EXERCISE PROMPT — The pictures do not go in the copy. Reproduce the rest of the entries exactly.

Interface dataset entries:
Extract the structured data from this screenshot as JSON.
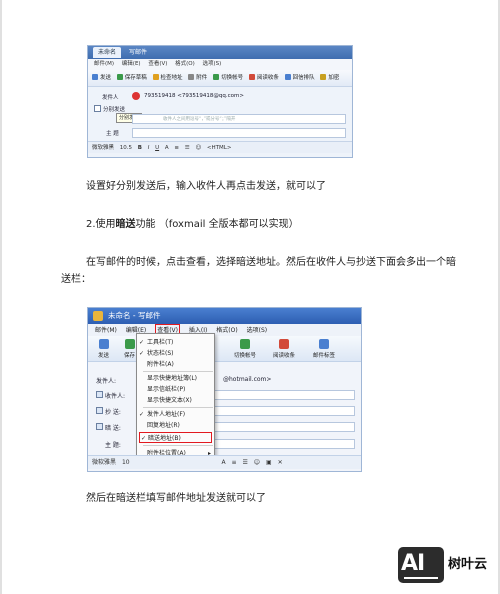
{
  "screenshot1": {
    "tabs": [
      "未命名",
      "写邮件"
    ],
    "menu": [
      "邮件(M)",
      "编辑(E)",
      "查看(V)",
      "格式(O)",
      "选项(S)"
    ],
    "toolbar": [
      "发送",
      "保存草稿",
      "检查地址",
      "附件",
      "切换帐号",
      "阅读收条",
      "回信排队",
      "加密"
    ],
    "from_label": "发件人",
    "from_value": "793519418 <793519418@qq.com>",
    "recipient_label": "分别发送",
    "tooltip": "分别发送",
    "recipient_hint": "收件人之间用逗号“，”或分号“；”隔开",
    "subject_label": "主 题",
    "format_font": "微软雅黑",
    "format_size": "10.5",
    "format_mode": "<HTML>"
  },
  "paragraphs": {
    "p1": "设置好分别发送后，输入收件人再点击发送，就可以了",
    "p2_prefix": "2.使用",
    "p2_bold": "暗送",
    "p2_suffix": "功能 （foxmail 全版本都可以实现）",
    "p3_line1": "在写邮件的时候，点击查看，选择暗送地址。然后在收件人与抄送下面会多出一个暗",
    "p3_line2": "送栏：",
    "p4": "然后在暗送栏填写邮件地址发送就可以了"
  },
  "screenshot2": {
    "title": "未命名 - 写邮件",
    "menu": [
      "邮件(M)",
      "编辑(E)",
      "查看(V)",
      "插入(I)",
      "格式(O)",
      "选项(S)"
    ],
    "toolbar": [
      "发送",
      "保存",
      "切换帐号",
      "阅读收条",
      "邮件标签"
    ],
    "fields": [
      "发件人:",
      "收件人:",
      "抄 送:",
      "暗 送:",
      "主 题:"
    ],
    "from_value": "@hotmail.com>",
    "view_menu": {
      "items": [
        {
          "label": "工具栏(T)",
          "checked": true
        },
        {
          "label": "状态栏(S)",
          "checked": true
        },
        {
          "label": "附件栏(A)",
          "checked": false
        },
        {
          "label": "显示快捷地址簿(L)",
          "checked": false
        },
        {
          "label": "显示信纸栏(P)",
          "checked": false
        },
        {
          "label": "显示快捷文本(X)",
          "checked": false
        },
        {
          "label": "发件人地址(F)",
          "checked": true
        },
        {
          "label": "回复地址(R)",
          "checked": false
        },
        {
          "label": "暗送地址(B)",
          "checked": true
        },
        {
          "label": "附件栏位置(A)",
          "checked": false
        }
      ]
    },
    "format_font": "微软雅黑",
    "format_size": "10"
  },
  "logo": {
    "mark": "AI",
    "text": "树叶云"
  },
  "colors": {
    "highlight": "#e2191f",
    "titlebar": "#3f6db0"
  }
}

EXPECTED ANSWER —
Extract the structured data from this screenshot as JSON.
{
  "screenshot1": {
    "tabs": [
      "未命名",
      "写邮件"
    ],
    "menu": [
      "邮件(M)",
      "编辑(E)",
      "查看(V)",
      "格式(O)",
      "选项(S)"
    ],
    "toolbar": [
      "发送",
      "保存草稿",
      "检查地址",
      "附件",
      "切换帐号",
      "阅读收条",
      "回信排队",
      "加密"
    ],
    "from_label": "发件人",
    "from_value": "793519418 <793519418@qq.com>",
    "recipient_label": "分别发送",
    "tooltip": "分别发送",
    "recipient_hint": "收件人之间用逗号“，”或分号“；”隔开",
    "subject_label": "主 题",
    "format_font": "微软雅黑",
    "format_size": "10.5",
    "format_mode": "<HTML>"
  },
  "paragraphs": {
    "p1": "设置好分别发送后，输入收件人再点击发送，就可以了",
    "p2_prefix": "2.使用",
    "p2_bold": "暗送",
    "p2_suffix": "功能 （foxmail 全版本都可以实现）",
    "p3_line1": "在写邮件的时候，点击查看，选择暗送地址。然后在收件人与抄送下面会多出一个暗",
    "p3_line2": "送栏：",
    "p4": "然后在暗送栏填写邮件地址发送就可以了"
  },
  "screenshot2": {
    "title": "未命名 - 写邮件",
    "menu": [
      "邮件(M)",
      "编辑(E)",
      "查看(V)",
      "插入(I)",
      "格式(O)",
      "选项(S)"
    ],
    "toolbar": [
      "发送",
      "保存",
      "切换帐号",
      "阅读收条",
      "邮件标签"
    ],
    "fields": [
      "发件人:",
      "收件人:",
      "抄 送:",
      "暗 送:",
      "主 题:"
    ],
    "from_value": "@hotmail.com>",
    "view_menu": {
      "items": [
        {
          "label": "工具栏(T)",
          "checked": true
        },
        {
          "label": "状态栏(S)",
          "checked": true
        },
        {
          "label": "附件栏(A)",
          "checked": false
        },
        {
          "label": "显示快捷地址簿(L)",
          "checked": false
        },
        {
          "label": "显示信纸栏(P)",
          "checked": false
        },
        {
          "label": "显示快捷文本(X)",
          "checked": false
        },
        {
          "label": "发件人地址(F)",
          "checked": true
        },
        {
          "label": "回复地址(R)",
          "checked": false
        },
        {
          "label": "暗送地址(B)",
          "checked": true
        },
        {
          "label": "附件栏位置(A)",
          "checked": false
        }
      ]
    },
    "format_font": "微软雅黑",
    "format_size": "10"
  },
  "logo": {
    "mark": "AI",
    "text": "树叶云"
  },
  "colors": {
    "highlight": "#e2191f",
    "titlebar": "#3f6db0"
  }
}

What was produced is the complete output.